## PROBLEM TO WORK ON
Reply only with how many lines in these entries hold the string "lightroom".

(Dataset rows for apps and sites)
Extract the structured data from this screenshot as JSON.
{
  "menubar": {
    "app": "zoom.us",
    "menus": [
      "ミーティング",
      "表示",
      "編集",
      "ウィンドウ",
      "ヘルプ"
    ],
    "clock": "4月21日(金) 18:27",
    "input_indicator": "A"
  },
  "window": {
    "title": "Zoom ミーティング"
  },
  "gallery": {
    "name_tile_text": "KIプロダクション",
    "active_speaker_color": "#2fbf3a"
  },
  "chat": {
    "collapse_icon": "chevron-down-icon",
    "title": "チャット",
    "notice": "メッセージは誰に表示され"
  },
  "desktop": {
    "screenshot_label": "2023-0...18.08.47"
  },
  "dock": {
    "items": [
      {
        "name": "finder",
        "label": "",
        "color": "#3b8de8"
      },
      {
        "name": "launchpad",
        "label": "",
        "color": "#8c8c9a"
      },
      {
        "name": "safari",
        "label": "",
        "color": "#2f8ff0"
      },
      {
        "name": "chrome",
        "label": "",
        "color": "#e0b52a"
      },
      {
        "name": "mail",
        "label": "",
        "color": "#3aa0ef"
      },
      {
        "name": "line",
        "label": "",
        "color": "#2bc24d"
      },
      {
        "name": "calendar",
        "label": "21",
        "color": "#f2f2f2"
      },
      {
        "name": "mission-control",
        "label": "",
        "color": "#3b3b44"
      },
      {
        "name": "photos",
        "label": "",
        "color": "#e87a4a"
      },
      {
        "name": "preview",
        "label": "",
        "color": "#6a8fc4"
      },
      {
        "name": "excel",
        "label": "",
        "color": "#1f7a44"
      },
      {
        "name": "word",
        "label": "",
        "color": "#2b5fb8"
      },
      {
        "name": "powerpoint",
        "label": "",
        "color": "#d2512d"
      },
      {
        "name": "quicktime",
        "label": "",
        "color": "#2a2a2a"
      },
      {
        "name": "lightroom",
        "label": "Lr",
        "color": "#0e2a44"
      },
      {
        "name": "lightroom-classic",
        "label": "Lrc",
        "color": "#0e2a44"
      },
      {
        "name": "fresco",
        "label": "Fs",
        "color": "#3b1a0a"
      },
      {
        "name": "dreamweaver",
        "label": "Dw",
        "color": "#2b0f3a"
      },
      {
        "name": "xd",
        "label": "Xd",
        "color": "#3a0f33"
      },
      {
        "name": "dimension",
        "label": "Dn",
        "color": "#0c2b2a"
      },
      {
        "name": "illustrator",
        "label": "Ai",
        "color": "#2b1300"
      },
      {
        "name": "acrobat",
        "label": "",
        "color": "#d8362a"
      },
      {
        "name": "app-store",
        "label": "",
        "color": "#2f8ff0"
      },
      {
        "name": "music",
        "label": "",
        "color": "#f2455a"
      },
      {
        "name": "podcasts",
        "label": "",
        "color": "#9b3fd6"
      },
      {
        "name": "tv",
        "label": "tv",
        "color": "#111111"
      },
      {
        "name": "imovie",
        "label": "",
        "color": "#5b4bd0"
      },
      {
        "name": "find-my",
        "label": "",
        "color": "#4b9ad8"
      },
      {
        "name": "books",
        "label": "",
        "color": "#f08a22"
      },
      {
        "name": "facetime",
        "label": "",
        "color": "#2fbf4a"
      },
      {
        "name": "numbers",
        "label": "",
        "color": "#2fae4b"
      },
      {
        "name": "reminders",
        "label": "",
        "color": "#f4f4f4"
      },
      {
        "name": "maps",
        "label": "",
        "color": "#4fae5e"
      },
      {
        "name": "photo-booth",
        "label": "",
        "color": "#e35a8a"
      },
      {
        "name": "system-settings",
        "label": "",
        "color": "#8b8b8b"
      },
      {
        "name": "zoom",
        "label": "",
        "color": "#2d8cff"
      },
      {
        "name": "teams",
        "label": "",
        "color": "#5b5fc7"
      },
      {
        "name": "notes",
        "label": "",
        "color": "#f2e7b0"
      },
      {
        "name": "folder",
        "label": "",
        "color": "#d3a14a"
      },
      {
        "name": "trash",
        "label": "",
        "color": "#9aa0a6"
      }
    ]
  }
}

## RESPONSE
2